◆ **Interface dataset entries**

· · · · · · ·

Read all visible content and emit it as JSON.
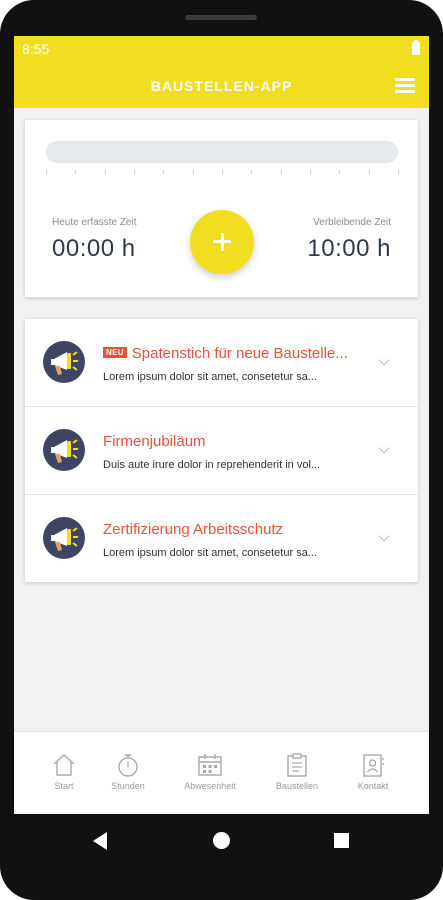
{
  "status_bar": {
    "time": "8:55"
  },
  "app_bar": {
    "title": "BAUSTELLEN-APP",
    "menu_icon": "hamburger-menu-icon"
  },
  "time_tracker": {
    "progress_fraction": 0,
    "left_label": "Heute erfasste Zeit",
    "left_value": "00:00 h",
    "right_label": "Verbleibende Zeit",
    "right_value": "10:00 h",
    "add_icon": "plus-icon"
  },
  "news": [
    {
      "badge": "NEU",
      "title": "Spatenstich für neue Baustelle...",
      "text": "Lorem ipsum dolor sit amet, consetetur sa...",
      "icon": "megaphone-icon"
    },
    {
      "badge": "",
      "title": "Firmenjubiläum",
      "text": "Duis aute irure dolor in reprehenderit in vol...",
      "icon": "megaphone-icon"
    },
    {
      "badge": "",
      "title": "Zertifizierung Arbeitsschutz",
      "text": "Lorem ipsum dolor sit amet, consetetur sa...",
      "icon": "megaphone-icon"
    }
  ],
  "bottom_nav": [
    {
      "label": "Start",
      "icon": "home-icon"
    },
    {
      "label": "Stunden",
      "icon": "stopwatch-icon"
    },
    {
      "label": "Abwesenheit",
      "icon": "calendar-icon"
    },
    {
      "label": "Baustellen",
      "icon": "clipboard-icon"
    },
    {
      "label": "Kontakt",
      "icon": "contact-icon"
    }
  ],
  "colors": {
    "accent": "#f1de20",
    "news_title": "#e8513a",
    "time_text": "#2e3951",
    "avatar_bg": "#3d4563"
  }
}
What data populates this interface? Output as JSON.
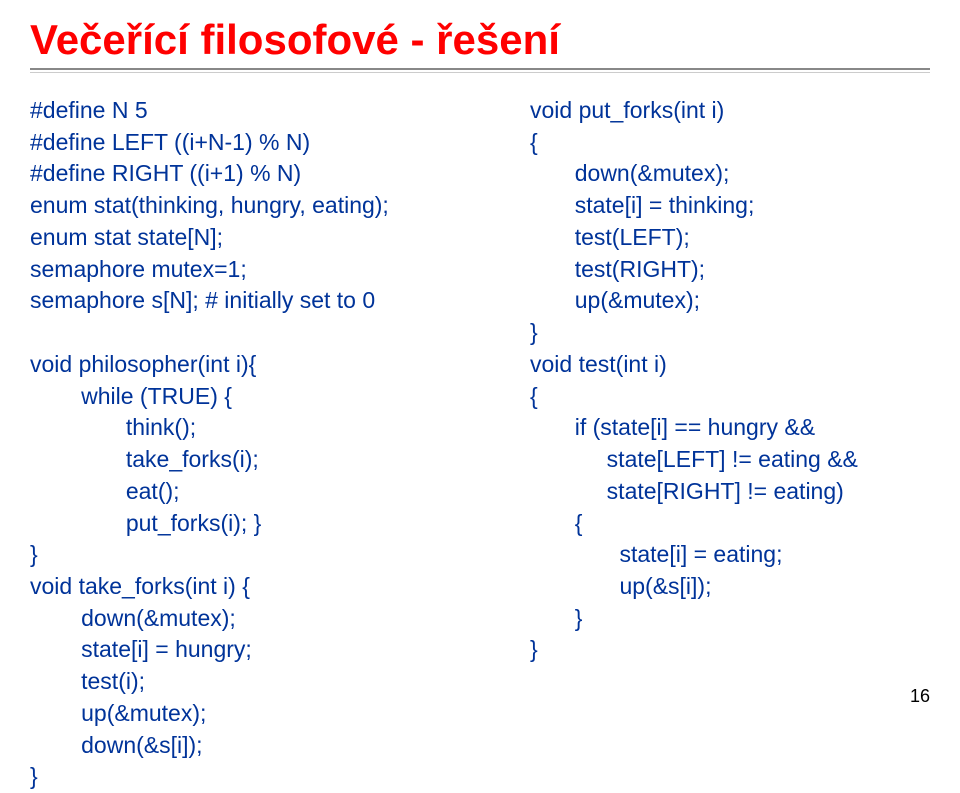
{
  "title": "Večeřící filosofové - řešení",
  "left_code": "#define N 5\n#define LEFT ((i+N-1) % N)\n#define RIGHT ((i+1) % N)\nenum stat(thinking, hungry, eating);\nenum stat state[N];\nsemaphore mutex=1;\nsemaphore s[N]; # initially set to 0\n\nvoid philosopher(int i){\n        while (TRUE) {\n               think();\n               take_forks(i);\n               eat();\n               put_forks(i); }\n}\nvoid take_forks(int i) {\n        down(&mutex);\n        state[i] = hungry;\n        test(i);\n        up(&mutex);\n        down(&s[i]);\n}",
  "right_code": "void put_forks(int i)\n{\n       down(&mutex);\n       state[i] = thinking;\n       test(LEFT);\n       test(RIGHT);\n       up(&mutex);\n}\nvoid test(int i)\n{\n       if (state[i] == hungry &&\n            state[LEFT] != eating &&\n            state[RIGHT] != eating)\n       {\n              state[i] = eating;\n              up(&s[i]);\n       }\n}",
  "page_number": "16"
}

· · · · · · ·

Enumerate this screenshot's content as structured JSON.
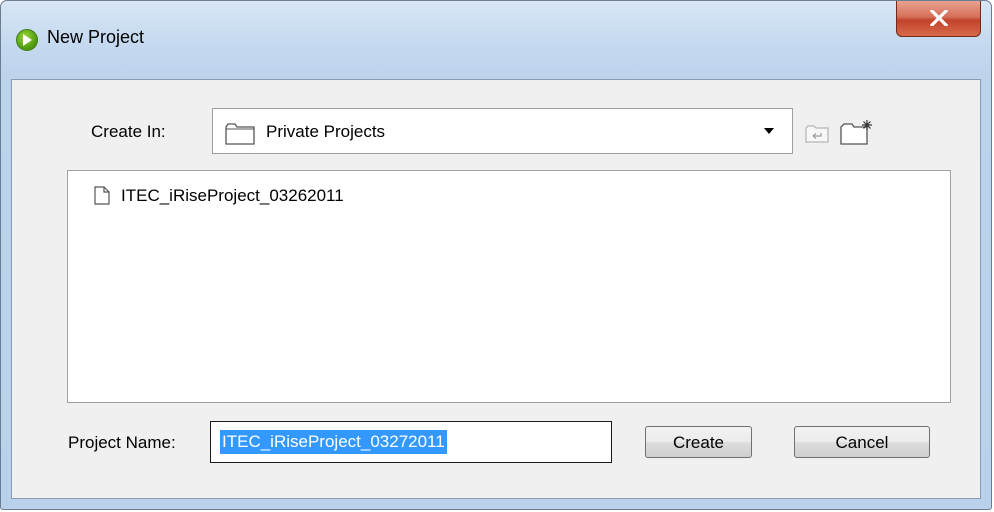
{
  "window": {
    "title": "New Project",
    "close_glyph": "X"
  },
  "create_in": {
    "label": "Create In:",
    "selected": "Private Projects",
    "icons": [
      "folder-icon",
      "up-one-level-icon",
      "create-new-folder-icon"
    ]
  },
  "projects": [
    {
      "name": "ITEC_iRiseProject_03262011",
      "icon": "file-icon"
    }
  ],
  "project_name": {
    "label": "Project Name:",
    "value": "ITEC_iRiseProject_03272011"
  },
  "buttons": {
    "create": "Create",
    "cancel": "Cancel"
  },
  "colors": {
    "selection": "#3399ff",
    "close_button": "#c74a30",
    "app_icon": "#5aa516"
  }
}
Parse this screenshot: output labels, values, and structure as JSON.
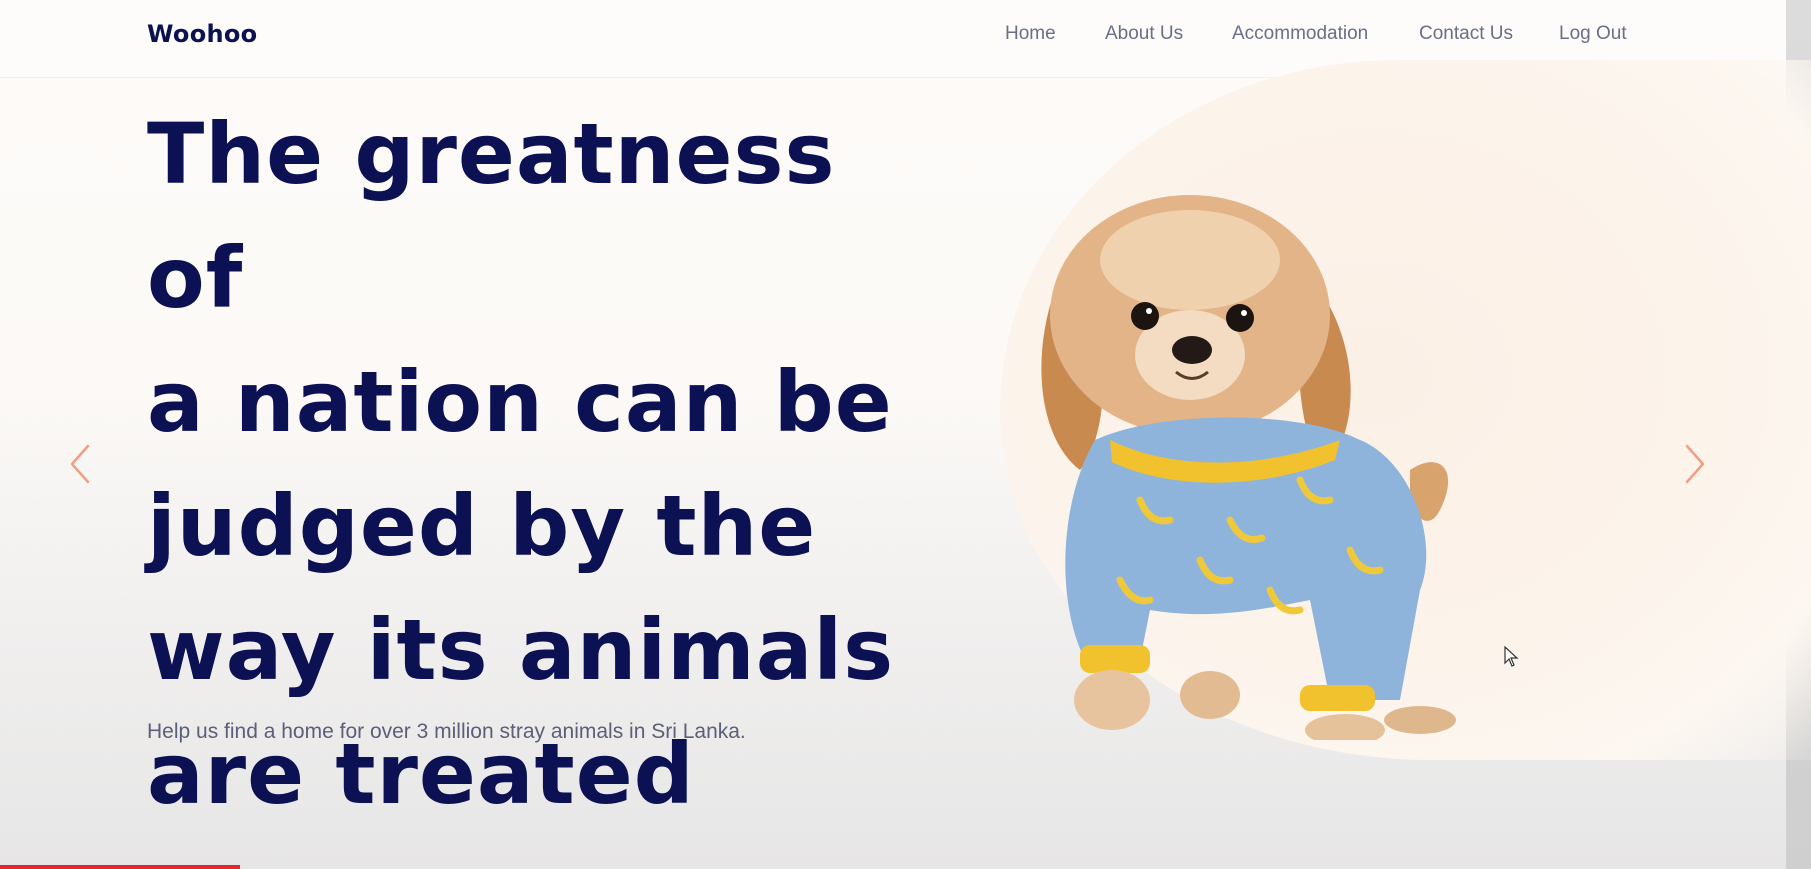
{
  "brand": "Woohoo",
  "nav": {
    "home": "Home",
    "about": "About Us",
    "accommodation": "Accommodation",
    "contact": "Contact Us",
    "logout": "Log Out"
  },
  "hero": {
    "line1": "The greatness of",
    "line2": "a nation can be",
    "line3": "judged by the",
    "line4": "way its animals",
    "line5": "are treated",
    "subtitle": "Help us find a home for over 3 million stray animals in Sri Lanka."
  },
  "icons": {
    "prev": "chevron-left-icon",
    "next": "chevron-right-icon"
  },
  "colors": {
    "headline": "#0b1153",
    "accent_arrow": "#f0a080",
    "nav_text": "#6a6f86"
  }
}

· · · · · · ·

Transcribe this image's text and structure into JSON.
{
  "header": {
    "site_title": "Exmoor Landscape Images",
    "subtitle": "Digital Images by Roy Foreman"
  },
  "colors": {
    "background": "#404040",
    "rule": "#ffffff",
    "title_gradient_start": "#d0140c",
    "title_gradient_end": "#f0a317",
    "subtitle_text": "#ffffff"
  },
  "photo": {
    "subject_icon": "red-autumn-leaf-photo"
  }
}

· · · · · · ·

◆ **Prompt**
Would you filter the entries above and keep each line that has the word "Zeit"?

◆ **Answer for the task**
    "left_label": "Heute erfasste Zeit",
    "right_label": "Verbleibende Zeit",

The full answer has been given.